The Django admin is very useful. So useful in fact, that for quite a few (internal) apps it is sufficient with a bit of tweaking. But then one reads the warning not to use expose end users to the Admin.
Why is that so bad?
The step from the Admin to a custom UI is quite big. When creating a specialised app that is worth doing. For many simple apps not so much.
If one does not use the Django Admin for end users are there any 3rd party libraries that give the rapid development advantage of the Admin?
The admin’s recommended use is limited to an organization’s internal management tool. It’s not intended for building your entire front end around.
If you need to provide a more process-centric interface that abstracts away the implementation details of database tables and fields, then it’s probably time to write your own views.
To be precise then, they don’t say “don’t expose it to end users” - depending upon your definition of an “end user” in this context. It’s saying it shouldn’t be your only UI.
So there are three explanations that I am aware of for this.
If your UI needs get sophisticated enough, either regarding what you are going to display or how you are going to display it, you will find that it ends up being a lot more work to twist the admin into doing exactly what you want done. I have seen multiple examples of people creating ModelAdmin classes that are 3 to 4 times the size of a view needed to perform the same functions.

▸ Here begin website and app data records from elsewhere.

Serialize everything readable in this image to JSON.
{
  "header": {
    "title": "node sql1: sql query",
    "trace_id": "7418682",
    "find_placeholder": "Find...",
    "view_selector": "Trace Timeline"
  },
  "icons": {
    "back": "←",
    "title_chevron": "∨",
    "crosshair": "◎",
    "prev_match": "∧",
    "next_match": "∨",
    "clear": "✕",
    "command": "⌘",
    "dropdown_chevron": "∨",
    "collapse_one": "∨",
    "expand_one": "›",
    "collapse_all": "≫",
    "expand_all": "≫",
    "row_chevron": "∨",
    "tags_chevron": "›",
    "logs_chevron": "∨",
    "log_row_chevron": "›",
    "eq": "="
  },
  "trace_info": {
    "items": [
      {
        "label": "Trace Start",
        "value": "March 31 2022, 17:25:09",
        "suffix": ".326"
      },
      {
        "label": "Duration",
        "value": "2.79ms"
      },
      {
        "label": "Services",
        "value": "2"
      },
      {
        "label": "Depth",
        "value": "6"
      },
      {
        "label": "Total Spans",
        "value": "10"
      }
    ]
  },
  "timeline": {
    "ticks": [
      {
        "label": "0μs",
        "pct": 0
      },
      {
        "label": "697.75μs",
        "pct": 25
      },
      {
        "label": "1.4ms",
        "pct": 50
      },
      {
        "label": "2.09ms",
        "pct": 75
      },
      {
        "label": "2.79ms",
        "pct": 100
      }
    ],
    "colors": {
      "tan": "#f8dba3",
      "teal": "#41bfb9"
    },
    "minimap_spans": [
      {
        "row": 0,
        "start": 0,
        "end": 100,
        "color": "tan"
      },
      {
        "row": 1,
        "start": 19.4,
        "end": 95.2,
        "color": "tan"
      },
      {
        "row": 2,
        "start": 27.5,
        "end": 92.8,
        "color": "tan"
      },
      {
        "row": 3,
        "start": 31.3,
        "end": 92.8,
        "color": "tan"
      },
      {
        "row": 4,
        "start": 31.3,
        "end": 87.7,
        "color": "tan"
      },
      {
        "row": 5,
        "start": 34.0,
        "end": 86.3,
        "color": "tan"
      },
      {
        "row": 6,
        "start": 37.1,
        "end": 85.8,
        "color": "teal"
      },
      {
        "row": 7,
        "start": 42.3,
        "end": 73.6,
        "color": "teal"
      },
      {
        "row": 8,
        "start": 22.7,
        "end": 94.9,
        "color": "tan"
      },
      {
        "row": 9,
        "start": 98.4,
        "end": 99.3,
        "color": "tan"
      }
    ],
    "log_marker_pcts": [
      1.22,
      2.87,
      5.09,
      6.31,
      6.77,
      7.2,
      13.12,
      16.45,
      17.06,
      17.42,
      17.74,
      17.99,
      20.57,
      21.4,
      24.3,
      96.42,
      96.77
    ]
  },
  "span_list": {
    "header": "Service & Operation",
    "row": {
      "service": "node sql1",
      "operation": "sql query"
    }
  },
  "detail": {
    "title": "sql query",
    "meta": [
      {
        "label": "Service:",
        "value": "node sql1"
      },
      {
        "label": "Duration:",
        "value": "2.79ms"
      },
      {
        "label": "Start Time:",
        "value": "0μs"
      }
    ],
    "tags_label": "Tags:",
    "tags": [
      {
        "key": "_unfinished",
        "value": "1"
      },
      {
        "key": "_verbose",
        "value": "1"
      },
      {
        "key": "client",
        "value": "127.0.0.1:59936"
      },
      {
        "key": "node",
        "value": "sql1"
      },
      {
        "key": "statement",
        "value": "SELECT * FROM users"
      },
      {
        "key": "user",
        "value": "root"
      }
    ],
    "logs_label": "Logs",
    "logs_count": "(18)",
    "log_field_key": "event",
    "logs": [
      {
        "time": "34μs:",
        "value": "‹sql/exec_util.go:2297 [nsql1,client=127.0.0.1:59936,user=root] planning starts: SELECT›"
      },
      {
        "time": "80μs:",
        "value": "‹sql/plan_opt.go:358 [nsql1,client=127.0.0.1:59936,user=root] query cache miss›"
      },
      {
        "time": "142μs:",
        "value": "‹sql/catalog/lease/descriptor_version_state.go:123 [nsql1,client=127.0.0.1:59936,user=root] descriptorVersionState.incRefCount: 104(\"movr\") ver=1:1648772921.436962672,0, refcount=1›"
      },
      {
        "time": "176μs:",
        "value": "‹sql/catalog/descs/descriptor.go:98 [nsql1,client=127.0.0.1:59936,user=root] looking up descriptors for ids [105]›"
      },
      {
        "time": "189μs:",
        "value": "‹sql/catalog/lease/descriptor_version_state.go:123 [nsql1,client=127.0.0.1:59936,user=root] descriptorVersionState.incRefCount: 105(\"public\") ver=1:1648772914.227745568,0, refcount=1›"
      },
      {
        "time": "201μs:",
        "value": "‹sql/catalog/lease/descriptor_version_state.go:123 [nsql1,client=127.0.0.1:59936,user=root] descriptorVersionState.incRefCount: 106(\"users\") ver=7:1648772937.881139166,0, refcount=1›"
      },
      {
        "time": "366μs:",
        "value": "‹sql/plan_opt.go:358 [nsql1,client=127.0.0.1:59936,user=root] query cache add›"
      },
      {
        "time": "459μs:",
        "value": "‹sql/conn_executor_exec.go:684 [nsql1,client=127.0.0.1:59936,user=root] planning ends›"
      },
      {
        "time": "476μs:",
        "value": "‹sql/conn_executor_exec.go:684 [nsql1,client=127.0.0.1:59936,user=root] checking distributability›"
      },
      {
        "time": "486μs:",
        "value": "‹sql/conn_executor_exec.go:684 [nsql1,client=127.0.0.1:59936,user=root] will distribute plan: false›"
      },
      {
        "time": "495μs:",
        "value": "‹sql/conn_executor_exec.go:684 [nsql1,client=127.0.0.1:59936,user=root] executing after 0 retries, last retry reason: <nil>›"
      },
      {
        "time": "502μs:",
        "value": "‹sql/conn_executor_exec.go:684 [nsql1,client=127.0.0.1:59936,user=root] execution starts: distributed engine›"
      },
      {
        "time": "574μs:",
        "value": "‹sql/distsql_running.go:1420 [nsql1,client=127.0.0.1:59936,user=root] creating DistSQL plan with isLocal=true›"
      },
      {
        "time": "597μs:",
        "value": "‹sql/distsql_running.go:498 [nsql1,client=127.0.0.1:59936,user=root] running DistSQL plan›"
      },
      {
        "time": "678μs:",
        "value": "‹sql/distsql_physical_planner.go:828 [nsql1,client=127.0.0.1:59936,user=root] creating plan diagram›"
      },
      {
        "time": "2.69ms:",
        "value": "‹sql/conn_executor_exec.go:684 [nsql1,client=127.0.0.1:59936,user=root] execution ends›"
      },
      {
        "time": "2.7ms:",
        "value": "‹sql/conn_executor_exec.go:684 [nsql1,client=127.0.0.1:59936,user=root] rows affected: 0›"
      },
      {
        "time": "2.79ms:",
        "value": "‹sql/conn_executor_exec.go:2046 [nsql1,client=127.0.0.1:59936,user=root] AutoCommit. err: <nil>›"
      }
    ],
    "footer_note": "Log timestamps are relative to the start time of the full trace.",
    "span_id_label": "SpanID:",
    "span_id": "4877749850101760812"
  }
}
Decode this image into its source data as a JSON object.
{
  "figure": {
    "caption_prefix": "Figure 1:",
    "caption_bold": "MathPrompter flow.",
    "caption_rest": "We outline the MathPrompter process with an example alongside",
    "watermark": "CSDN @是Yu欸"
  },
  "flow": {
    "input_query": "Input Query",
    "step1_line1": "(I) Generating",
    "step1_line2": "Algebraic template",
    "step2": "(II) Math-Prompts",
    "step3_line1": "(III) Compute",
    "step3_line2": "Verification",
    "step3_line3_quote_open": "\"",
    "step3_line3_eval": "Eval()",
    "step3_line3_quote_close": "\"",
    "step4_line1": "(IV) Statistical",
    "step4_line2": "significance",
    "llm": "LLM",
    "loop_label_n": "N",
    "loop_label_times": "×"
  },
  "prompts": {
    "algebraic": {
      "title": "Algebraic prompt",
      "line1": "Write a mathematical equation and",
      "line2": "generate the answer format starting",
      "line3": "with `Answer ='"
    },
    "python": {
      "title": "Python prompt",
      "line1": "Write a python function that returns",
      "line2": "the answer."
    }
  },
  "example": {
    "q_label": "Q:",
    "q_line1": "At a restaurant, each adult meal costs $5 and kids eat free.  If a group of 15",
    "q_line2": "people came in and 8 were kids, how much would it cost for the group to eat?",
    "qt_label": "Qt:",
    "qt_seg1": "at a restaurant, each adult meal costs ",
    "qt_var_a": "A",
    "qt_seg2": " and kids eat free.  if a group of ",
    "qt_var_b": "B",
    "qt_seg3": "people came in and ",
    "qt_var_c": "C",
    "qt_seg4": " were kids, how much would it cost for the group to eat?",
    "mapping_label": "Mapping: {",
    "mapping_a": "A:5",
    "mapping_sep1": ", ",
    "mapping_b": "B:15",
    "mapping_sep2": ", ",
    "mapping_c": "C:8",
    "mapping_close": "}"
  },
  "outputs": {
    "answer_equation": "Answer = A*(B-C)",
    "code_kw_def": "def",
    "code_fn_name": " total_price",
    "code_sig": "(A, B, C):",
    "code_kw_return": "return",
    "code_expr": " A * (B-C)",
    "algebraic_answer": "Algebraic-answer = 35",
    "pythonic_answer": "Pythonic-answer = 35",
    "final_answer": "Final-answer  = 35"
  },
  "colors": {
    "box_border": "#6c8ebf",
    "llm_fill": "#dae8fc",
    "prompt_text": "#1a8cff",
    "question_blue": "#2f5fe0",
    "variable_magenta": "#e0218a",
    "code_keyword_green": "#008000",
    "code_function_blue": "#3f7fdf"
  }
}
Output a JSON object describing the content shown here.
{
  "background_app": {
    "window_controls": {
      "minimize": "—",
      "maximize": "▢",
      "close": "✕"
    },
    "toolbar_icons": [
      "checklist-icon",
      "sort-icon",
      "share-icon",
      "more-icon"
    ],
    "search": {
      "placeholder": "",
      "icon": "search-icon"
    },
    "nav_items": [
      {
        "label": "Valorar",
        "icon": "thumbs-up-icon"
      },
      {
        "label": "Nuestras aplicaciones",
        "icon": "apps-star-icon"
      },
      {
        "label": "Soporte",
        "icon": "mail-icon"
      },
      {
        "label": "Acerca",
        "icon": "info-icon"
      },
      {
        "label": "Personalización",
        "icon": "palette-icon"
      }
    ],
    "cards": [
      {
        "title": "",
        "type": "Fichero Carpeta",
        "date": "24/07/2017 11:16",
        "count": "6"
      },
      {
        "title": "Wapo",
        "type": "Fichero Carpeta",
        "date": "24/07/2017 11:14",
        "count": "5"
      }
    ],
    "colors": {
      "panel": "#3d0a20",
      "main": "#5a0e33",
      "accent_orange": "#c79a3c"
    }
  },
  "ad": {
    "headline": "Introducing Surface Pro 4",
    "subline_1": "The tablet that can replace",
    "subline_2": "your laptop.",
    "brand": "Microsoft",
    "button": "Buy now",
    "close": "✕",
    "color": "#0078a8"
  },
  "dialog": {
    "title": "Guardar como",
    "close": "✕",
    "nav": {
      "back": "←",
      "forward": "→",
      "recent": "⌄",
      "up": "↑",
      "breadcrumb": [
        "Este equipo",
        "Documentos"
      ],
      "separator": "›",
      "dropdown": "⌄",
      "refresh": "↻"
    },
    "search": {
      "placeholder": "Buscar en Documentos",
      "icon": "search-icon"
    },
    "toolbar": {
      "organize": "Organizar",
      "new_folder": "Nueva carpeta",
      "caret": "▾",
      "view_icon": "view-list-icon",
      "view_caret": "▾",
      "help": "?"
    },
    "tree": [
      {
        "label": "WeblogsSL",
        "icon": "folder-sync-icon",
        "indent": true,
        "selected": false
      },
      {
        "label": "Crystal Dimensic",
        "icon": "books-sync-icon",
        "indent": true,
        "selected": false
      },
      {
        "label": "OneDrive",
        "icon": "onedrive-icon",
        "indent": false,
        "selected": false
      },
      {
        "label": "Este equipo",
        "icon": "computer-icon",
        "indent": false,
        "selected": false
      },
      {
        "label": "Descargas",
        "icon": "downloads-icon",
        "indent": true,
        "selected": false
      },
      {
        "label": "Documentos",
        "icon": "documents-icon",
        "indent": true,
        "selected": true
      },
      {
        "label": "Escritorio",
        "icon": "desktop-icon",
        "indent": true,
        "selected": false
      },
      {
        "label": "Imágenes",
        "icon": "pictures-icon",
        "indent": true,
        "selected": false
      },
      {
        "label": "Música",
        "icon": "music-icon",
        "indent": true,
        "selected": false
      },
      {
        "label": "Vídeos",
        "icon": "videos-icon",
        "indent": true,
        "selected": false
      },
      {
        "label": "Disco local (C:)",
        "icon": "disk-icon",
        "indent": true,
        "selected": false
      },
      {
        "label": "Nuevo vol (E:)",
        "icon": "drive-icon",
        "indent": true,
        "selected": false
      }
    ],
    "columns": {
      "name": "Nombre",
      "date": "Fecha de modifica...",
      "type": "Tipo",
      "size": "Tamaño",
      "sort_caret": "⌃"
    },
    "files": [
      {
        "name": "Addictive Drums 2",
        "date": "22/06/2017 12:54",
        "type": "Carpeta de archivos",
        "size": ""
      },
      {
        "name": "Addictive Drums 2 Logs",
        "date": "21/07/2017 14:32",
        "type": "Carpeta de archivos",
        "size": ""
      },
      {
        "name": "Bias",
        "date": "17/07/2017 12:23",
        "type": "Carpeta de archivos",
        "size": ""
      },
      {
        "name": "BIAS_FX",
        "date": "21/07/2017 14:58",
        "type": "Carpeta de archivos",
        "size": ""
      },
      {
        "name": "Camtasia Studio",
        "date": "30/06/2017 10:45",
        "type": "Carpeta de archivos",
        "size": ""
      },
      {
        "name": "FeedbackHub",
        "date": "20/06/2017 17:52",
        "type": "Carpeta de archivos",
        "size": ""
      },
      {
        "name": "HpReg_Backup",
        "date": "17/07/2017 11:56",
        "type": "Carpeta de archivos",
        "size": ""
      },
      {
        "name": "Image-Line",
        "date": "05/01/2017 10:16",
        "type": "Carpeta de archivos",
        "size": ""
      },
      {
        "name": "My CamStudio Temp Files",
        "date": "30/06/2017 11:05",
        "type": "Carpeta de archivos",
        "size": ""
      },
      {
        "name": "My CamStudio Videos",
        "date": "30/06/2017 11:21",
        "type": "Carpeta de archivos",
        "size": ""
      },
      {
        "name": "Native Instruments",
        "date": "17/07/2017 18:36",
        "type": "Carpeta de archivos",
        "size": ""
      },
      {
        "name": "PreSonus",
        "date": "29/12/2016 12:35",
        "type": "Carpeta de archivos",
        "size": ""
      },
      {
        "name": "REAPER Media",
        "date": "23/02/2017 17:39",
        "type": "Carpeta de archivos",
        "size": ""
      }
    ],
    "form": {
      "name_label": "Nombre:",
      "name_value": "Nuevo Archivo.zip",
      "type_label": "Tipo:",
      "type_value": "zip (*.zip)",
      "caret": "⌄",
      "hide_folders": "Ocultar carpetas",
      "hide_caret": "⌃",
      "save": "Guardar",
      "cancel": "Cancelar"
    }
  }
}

The admin is designed as your ultimate “fix-it” tool. If you need to make unforseen data changes, you do not want some admin customizations in your way, preventing you from fixing something that needs to be fixed. It’s a whole lot easier and safer for a site admin to be able to use the admin to fix problems than it is to require them to make changes directly in the database using other tools, simply because the functionality they need is no longer available through the admin.
Providing proper security within the admin for your application can be difficult, depending upon your security requirements.
One thing I’ve learned as a universal constant across 40+ years in this business is that “simple apps” don’t tend to remain simple over time.
The situation I described in my first point comes from people starting out thinking “Oh, I can do all this in the admin”. But then real-world requirements start creeping in. As each new feature gets added, you’re doing more and more work to try and make the admin do what you need it to do. You will reach a point where the time and effort you are putting into the admin exceeds the amount of work it would have been by starting out with user-written views.
The key here then is recognizing when it’s time to ditch the admin as your core UI and start adopting a custom UI.
Thanks Ken, for your extensive and thoughtful response.
I think you hit the nail on the head: the challenge is to know when it is time to stop using the Admin and create a custom UI. In a way the admin is a curse: very easy to get started with, luring you in, in a way.
I think a solution, or middle ground, would be to have an extensive UI library for Django, that makes it (almost) as easy to get started writing your own UI.
I know this is not made easier with the plethora of front end CSS and JS libraries (Bootstrap/Tailwind).
Are you aware of such libraries, or do you always run your own?
I guess some high level components for selecting 1-to-1, 1-to-many relations. Something similar to Admin’s inlines. And table component with more features than Django-tables (equivalent to, or using something like tabulator.info) would be useful.
My (limited) experience with Crispy Forms is that it did not seem to be easily coupled with Tailwind. Django tweaks was more helpful in that regard. And Crispy’s Bootstrap 5 support seemed a bit experimental.
Maybe I should invest some more time in something like Django Unicorn…
Thanks again Ken.
jQuery Tables looks nice. I thought jQuery was old school. Do you know of some Django integration or article?
Vue’s single page templates (or whatever it is called) are nice. But I agree that the complexity grows exponentially (as with all SPA frameworks).
Do you use Bootstrap with Crispy?
HTMX, I don’t know yet what I think about it. Looks tempting, but it seems to lead to duplication and scattering of template fragments. Haven’t used it in earnest yet.
It does have that reputation. Personally I don’t consider that, by itself, to be a “bad thing”. It works well, does what we need it to do, and doesn’t add all the complexity of the SPA-oriented frameworks. Plus, add htmx into the mix and the amount of code you end up writing is really quite small.
We use django-datatables-view · PyPI. There are some others. Datatables can do a lot, what you pick to use it with depends a lot upon what features of Datatables you wish to use.
We rely heavily upon the AJAX features for data. The page is loaded without any data - only the table definition. Inside the table definition is the ajax url for populating the table.
Yes. We use Bootstrap exclusively.
Our experience has been that it reduces duplication among templates, but it does create more template files. HTMX is going to call a view - that view can load data from a database, and supply it to the rendering engine in the context to be rendered with the template. That permits a lot of flexibility in how that template is going to be rendered.
Or, in some cases, we have even eliminated the use of templates when the div being updated is an atomic value.